What you are asked to do. State how many lines of the entries hold the string "text", and output nothing but that count.
###
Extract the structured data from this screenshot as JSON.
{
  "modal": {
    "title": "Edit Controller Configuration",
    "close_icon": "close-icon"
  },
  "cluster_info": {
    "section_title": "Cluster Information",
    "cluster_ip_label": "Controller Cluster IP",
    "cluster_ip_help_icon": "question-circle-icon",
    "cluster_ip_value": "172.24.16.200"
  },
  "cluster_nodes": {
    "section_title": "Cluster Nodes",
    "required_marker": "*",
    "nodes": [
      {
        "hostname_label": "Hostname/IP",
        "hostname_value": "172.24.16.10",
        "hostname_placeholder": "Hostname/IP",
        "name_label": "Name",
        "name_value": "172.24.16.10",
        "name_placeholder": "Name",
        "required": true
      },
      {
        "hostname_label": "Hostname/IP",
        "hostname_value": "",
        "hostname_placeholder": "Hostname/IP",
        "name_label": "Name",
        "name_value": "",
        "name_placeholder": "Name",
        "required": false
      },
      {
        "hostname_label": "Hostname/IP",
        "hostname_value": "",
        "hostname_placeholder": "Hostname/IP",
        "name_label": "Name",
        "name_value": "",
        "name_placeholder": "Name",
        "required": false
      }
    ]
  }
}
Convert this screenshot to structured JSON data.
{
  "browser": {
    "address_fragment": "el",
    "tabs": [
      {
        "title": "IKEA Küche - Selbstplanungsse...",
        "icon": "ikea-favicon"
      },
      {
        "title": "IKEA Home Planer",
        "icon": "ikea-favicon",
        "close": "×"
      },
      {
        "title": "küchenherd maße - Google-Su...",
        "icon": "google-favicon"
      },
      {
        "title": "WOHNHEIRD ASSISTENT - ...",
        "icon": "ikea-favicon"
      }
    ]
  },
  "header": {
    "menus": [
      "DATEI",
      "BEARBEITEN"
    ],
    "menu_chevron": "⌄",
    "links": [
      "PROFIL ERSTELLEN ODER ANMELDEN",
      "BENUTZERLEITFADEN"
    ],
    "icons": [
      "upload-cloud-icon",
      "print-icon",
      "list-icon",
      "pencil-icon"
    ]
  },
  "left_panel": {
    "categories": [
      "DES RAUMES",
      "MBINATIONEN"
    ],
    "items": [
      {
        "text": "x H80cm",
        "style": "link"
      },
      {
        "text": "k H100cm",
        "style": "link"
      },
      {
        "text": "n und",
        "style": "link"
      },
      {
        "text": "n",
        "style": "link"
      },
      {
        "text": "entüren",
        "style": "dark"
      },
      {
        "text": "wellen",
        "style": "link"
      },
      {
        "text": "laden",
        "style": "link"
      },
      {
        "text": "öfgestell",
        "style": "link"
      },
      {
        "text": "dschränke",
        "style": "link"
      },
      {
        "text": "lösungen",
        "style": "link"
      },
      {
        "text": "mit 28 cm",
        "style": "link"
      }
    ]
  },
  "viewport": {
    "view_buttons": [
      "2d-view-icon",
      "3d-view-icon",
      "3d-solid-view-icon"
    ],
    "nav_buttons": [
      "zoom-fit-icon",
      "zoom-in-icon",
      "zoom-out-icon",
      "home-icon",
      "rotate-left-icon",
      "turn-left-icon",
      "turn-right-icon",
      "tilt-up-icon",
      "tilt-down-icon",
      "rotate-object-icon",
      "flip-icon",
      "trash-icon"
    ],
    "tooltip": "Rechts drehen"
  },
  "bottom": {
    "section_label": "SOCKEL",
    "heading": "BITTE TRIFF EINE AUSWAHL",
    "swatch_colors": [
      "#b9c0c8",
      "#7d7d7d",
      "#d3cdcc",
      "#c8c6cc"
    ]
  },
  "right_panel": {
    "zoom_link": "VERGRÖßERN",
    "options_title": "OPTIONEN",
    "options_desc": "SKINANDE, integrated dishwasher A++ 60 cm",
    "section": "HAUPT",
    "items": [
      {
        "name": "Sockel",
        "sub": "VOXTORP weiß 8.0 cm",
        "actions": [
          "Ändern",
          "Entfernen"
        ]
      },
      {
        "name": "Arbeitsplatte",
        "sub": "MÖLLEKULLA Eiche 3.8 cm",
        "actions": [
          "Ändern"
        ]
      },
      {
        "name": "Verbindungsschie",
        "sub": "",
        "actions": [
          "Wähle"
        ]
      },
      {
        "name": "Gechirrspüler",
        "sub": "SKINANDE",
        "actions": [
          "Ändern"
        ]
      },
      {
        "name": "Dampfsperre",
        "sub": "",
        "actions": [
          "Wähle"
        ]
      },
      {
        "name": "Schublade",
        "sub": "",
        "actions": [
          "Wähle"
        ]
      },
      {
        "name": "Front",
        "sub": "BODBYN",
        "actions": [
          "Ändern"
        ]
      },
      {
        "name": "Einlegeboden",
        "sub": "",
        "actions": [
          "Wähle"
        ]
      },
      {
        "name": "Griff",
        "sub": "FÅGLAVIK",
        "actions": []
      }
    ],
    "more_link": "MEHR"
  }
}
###
Answer section. 11